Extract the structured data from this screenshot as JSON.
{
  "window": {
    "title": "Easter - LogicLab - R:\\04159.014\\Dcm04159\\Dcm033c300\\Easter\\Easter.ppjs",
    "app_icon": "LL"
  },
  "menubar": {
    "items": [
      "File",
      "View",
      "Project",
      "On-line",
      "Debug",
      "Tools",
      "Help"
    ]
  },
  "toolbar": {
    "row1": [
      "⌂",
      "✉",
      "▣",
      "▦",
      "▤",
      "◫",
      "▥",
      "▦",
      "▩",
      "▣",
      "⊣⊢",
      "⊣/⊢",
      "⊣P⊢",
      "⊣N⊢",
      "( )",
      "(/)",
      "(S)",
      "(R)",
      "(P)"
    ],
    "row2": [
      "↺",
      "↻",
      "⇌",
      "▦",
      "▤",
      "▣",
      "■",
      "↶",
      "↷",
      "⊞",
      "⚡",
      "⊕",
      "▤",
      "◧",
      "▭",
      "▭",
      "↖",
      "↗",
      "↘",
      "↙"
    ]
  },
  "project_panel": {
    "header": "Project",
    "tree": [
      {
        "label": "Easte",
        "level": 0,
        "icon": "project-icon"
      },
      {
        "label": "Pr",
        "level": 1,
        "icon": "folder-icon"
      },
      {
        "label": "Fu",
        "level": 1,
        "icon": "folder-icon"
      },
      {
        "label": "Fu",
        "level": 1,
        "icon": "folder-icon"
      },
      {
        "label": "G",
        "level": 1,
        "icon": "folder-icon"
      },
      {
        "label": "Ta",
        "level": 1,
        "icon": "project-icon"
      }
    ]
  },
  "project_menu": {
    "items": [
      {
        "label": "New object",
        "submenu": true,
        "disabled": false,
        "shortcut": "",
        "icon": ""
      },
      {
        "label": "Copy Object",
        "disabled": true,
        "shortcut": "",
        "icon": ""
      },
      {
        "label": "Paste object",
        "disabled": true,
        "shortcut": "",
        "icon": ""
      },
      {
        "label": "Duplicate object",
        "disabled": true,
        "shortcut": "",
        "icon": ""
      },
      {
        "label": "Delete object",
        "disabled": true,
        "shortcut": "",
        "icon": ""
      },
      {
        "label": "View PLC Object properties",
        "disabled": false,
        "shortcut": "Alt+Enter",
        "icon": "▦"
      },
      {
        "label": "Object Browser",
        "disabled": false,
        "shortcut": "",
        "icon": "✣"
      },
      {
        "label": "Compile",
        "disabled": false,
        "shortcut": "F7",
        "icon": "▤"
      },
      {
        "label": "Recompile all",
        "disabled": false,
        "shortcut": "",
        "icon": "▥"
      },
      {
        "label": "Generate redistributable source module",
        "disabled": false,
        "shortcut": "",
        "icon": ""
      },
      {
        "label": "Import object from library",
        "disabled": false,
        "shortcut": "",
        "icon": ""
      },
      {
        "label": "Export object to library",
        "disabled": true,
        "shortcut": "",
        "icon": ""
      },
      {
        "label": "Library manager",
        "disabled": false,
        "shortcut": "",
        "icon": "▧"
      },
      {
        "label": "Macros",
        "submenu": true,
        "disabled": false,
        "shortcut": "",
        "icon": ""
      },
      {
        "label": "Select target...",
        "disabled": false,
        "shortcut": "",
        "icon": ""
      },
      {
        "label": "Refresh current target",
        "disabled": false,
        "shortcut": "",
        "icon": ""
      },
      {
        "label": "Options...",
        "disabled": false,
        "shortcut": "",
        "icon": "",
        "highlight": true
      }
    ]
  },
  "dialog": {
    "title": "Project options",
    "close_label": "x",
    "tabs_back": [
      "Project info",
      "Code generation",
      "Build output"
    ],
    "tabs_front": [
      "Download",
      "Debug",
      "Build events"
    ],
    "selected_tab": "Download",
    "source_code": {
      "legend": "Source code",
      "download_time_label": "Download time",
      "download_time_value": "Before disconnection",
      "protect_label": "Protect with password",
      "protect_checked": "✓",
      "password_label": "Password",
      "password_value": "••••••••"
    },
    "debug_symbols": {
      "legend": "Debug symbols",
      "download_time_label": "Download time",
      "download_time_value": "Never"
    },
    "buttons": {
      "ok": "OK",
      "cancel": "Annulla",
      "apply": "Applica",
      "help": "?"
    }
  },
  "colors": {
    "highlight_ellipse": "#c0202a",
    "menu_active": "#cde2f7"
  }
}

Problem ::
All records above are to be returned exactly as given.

Problem solution ::
Extract the structured data from this screenshot as JSON.
{
  "window": {
    "title": "Easter - LogicLab - R:\\04159.014\\Dcm04159\\Dcm033c300\\Easter\\Easter.ppjs",
    "app_icon": "LL"
  },
  "menubar": {
    "items": [
      "File",
      "View",
      "Project",
      "On-line",
      "Debug",
      "Tools",
      "Help"
    ]
  },
  "toolbar": {
    "row1": [
      "⌂",
      "✉",
      "▣",
      "▦",
      "▤",
      "◫",
      "▥",
      "▦",
      "▩",
      "▣",
      "⊣⊢",
      "⊣/⊢",
      "⊣P⊢",
      "⊣N⊢",
      "( )",
      "(/)",
      "(S)",
      "(R)",
      "(P)"
    ],
    "row2": [
      "↺",
      "↻",
      "⇌",
      "▦",
      "▤",
      "▣",
      "■",
      "↶",
      "↷",
      "⊞",
      "⚡",
      "⊕",
      "▤",
      "◧",
      "▭",
      "▭",
      "↖",
      "↗",
      "↘",
      "↙"
    ]
  },
  "project_panel": {
    "header": "Project",
    "tree": [
      {
        "label": "Easte",
        "level": 0,
        "icon": "project-icon"
      },
      {
        "label": "Pr",
        "level": 1,
        "icon": "folder-icon"
      },
      {
        "label": "Fu",
        "level": 1,
        "icon": "folder-icon"
      },
      {
        "label": "Fu",
        "level": 1,
        "icon": "folder-icon"
      },
      {
        "label": "G",
        "level": 1,
        "icon": "folder-icon"
      },
      {
        "label": "Ta",
        "level": 1,
        "icon": "project-icon"
      }
    ]
  },
  "project_menu": {
    "items": [
      {
        "label": "New object",
        "submenu": true,
        "disabled": false,
        "shortcut": "",
        "icon": ""
      },
      {
        "label": "Copy Object",
        "disabled": true,
        "shortcut": "",
        "icon": ""
      },
      {
        "label": "Paste object",
        "disabled": true,
        "shortcut": "",
        "icon": ""
      },
      {
        "label": "Duplicate object",
        "disabled": true,
        "shortcut": "",
        "icon": ""
      },
      {
        "label": "Delete object",
        "disabled": true,
        "shortcut": "",
        "icon": ""
      },
      {
        "label": "View PLC Object properties",
        "disabled": false,
        "shortcut": "Alt+Enter",
        "icon": "▦"
      },
      {
        "label": "Object Browser",
        "disabled": false,
        "shortcut": "",
        "icon": "✣"
      },
      {
        "label": "Compile",
        "disabled": false,
        "shortcut": "F7",
        "icon": "▤"
      },
      {
        "label": "Recompile all",
        "disabled": false,
        "shortcut": "",
        "icon": "▥"
      },
      {
        "label": "Generate redistributable source module",
        "disabled": false,
        "shortcut": "",
        "icon": ""
      },
      {
        "label": "Import object from library",
        "disabled": false,
        "shortcut": "",
        "icon": ""
      },
      {
        "label": "Export object to library",
        "disabled": true,
        "shortcut": "",
        "icon": ""
      },
      {
        "label": "Library manager",
        "disabled": false,
        "shortcut": "",
        "icon": "▧"
      },
      {
        "label": "Macros",
        "submenu": true,
        "disabled": false,
        "shortcut": "",
        "icon": ""
      },
      {
        "label": "Select target...",
        "disabled": false,
        "shortcut": "",
        "icon": ""
      },
      {
        "label": "Refresh current target",
        "disabled": false,
        "shortcut": "",
        "icon": ""
      },
      {
        "label": "Options...",
        "disabled": false,
        "shortcut": "",
        "icon": "",
        "highlight": true
      }
    ]
  },
  "dialog": {
    "title": "Project options",
    "close_label": "x",
    "tabs_back": [
      "Project info",
      "Code generation",
      "Build output"
    ],
    "tabs_front": [
      "Download",
      "Debug",
      "Build events"
    ],
    "selected_tab": "Download",
    "source_code": {
      "legend": "Source code",
      "download_time_label": "Download time",
      "download_time_value": "Before disconnection",
      "protect_label": "Protect with password",
      "protect_checked": "✓",
      "password_label": "Password",
      "password_value": "••••••••"
    },
    "debug_symbols": {
      "legend": "Debug symbols",
      "download_time_label": "Download time",
      "download_time_value": "Never"
    },
    "buttons": {
      "ok": "OK",
      "cancel": "Annulla",
      "apply": "Applica",
      "help": "?"
    }
  },
  "colors": {
    "highlight_ellipse": "#c0202a",
    "menu_active": "#cde2f7"
  }
}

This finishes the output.